Earlier studies on the impact of foreign direct investment (FDI) on economic growth have not been instructive largely on their failure to examine the sectoral transmission channels through which FDI affects overall growth. We re–examine the impact of FDI on economic growth in Africa relying on panel data from 38 African countries over the period 1960–2014. Results from the system generalised method of moments (GMM) reveal that, while FDI positively and unconditionally spurs economic growth, its growth–enhancing effect is imaginary when the conditional sectoral effects are introduced.
This paper examines the overall economic growth effect when the growth in finance and real sector is disproportionate relying on panel data for 29 sub–Saharan African countries over the period 1980–2014. Results from the system generalized method of moments (GMM) reveal that, while financial development supports economic growth, the extent to which finance helps growth depends crucially on the simultaneous growth of real and financial sectors.
This study examines the effect of financial structure on economic growth in Sub Saharan Africa. The sample consists of both low and middle income countries, whose financial systems range from poorly developed to relatively well- developed in the context of developing countries. Using dynamic panel estimation techniques, the study investigates both the short and long-run effects of financial structure on growth, focusing on 14 SSA countries over the period 1980-2014.
The primacy of factors of production, such as labour and capital, over Total Factor Productivity (TFP) in stimulating economic growth, has long been a contentious subject in discussions on the underlying causes of economic growth. While the roles of labour and capital have been exhaustively explored, TFP still has room for further exploration, more specifically in sub-Saharan Africa (SSA).
This report discusses the evolution of institutions and compares the quality of key formal institutions (Political and Civil Liberties, Political Instability, and Property Rights) from Ghana’s colonial era to its post-independence. The Political and Civil Liberties and Political Instability are studies from 1820 to 2010, while Property Rights were analyzed for the periods 1849-2010. It has been found that, on average, the post-independent democratic regimes guaranteed the best political and civil liberties, and property rights.
This paper examines the growth effects of infrastructure stock and quality in Sub Saharan Africa (SSA). While previous studies established that the poor state of infrastructure in SSA slows economic growth, there is little evidence on infrastructure quality and a robust analysis on the causal links between infrastructure and economic growth.
This paper investigates the causal relationship between electricity supply and economic growth in South Africa using annual data covering the period between 1985 and 2014. This paper used a multivariate framework which included trade openness, electricity price, capital and employment as intermittent variables. The ARDL bound testing was employed to establish the long run relationship between these variables. The Vector Error Correction Model (VECM) was estimated to carry out the test of causality. The results support the existence of co-integration among the variables.
In the light of Africa’s palpable deficit in public infrastructure, we use System GMM to estimate a model of economic growth augmented by an infrastructure variable, for a panel of 45 Sub-Saharan African countries, over the period 2000-2011. We find that it is the spending on infrastructure and increments in the access to infrastructure that influence economic growth and development in Sub-Saharan Africa.

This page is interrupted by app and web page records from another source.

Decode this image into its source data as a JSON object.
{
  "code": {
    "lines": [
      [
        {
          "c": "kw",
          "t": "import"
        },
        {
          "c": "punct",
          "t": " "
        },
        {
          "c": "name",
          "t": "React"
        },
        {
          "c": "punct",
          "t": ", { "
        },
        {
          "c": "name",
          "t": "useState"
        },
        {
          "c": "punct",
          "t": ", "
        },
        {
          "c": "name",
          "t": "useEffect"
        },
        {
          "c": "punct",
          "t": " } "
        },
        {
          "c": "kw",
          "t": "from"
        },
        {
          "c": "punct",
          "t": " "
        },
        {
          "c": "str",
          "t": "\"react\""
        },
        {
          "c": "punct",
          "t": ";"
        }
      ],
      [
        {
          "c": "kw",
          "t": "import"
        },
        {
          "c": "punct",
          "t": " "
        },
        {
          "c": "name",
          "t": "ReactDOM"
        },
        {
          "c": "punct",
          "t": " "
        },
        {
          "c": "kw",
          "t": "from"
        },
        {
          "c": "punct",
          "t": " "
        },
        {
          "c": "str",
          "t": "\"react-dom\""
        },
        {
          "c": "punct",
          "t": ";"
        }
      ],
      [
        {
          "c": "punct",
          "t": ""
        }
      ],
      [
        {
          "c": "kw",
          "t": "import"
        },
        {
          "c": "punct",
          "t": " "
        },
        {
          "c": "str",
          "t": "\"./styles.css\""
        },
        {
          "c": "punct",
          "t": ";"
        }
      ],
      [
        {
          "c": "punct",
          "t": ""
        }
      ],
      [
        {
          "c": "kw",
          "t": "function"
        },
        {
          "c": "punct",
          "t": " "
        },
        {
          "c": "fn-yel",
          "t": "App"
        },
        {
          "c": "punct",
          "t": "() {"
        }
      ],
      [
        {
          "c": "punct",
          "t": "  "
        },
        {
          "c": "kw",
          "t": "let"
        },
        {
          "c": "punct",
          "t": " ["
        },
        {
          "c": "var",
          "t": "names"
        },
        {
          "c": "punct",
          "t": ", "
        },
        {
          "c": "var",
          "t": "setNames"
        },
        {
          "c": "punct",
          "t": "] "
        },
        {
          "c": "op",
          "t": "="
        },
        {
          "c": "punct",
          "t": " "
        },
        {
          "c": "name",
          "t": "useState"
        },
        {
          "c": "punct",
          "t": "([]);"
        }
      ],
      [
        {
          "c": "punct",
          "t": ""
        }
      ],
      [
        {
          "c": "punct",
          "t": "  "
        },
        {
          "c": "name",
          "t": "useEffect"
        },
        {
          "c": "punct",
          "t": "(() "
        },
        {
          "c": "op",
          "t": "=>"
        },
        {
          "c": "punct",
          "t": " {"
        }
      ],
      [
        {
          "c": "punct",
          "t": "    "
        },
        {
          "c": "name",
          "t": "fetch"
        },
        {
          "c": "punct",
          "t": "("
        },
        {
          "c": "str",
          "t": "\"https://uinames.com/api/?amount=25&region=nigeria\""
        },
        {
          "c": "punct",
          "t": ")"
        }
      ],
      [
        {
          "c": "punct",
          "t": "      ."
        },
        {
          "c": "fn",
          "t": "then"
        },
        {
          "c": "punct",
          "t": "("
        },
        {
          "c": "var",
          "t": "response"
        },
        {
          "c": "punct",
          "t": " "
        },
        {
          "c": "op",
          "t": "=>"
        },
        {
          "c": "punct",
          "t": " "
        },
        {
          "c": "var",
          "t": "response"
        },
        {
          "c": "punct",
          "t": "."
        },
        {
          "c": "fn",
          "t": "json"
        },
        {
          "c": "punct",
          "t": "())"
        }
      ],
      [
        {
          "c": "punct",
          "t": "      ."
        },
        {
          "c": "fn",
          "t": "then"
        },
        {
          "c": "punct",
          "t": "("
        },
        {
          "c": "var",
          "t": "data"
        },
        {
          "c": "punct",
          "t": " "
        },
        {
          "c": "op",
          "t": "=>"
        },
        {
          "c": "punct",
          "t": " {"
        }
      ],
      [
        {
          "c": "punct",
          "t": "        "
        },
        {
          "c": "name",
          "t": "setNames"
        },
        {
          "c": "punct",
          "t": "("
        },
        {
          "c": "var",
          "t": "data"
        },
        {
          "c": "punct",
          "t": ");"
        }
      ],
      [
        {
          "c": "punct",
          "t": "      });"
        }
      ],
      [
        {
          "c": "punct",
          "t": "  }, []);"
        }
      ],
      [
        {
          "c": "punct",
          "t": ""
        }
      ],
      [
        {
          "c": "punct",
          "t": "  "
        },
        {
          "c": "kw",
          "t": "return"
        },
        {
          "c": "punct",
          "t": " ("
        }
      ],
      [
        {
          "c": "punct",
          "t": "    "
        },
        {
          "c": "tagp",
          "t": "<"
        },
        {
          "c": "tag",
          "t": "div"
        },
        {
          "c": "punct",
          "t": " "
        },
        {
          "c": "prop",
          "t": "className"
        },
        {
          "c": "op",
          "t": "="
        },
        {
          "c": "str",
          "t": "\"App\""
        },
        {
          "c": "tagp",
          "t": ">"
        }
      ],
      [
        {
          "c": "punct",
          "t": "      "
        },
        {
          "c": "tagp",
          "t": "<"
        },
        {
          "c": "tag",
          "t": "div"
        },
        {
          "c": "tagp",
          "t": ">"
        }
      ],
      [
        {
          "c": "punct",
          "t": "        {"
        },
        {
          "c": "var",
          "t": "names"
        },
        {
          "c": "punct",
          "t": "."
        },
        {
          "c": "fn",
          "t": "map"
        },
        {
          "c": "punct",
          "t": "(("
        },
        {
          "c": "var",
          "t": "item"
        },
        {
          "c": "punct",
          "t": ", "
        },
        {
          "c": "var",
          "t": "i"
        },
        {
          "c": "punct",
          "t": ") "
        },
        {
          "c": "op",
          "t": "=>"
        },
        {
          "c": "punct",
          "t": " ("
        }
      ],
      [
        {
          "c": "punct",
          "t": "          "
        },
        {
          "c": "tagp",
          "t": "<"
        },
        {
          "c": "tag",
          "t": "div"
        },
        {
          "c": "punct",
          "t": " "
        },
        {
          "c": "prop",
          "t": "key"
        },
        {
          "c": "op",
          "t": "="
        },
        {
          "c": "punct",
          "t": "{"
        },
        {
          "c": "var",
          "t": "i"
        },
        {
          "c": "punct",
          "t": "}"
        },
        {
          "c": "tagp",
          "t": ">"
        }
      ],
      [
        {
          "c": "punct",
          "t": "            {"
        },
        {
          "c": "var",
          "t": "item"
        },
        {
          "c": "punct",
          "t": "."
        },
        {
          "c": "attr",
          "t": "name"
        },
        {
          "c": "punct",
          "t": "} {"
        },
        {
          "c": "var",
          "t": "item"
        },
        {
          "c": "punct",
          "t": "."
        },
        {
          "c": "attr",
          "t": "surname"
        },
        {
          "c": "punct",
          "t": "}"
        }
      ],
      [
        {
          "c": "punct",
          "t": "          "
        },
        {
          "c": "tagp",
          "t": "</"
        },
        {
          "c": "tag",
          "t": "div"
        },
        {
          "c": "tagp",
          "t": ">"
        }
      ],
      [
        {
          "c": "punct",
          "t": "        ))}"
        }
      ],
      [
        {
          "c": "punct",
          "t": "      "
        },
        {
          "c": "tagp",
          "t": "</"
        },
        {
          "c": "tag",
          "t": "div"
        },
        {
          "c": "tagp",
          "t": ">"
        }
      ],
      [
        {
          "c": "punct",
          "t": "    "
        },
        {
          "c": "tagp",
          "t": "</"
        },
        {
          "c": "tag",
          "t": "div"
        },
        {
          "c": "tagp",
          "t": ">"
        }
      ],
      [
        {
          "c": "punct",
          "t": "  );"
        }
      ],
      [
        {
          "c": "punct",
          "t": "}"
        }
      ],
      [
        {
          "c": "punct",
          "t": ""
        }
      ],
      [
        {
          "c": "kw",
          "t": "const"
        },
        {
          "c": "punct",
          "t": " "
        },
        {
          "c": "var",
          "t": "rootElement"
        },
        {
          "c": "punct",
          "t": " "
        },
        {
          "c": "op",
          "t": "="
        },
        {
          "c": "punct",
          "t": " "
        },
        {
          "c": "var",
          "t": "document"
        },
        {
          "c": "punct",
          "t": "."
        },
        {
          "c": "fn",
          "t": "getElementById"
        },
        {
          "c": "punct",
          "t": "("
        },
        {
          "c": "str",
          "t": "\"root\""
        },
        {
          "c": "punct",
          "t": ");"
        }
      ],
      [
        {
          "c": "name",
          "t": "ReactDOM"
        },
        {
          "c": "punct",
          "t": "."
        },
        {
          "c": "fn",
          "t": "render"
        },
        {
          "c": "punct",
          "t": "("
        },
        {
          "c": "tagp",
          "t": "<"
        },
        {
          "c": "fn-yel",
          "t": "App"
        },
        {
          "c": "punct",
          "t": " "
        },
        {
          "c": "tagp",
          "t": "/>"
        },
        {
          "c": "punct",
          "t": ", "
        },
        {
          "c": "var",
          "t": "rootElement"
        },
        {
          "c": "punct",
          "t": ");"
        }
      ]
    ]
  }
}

Basic and social infrastructure investment can assist in addressing widespread inequality and divided societies by promoting economic growth and social development. The aim of this study is to determine whether basic and social infrastructures investment differently affect economic growth and social development indicators of urban and rural municipalities. We used a balanced panel dataset containing infrastructure, economic, demographic and social indicators for rural and urban municipalities for the period from 1996 to 2012.
The study empirically establishes the causal relationship between financial innovation and economic growth in SADC. Using an Autoregressive Distributed Lag (ARDL) Model, estimated by Pooled Mean Group and Dynamic Fixed Effects, the study finds that financial innovation has a positive relationship to economic growth in long run for SADC. The long run estimations, however, show existence of a weak relationship. Introducing a direct measure of financial innovation buttresses the role of financial innovation in growth in SADC.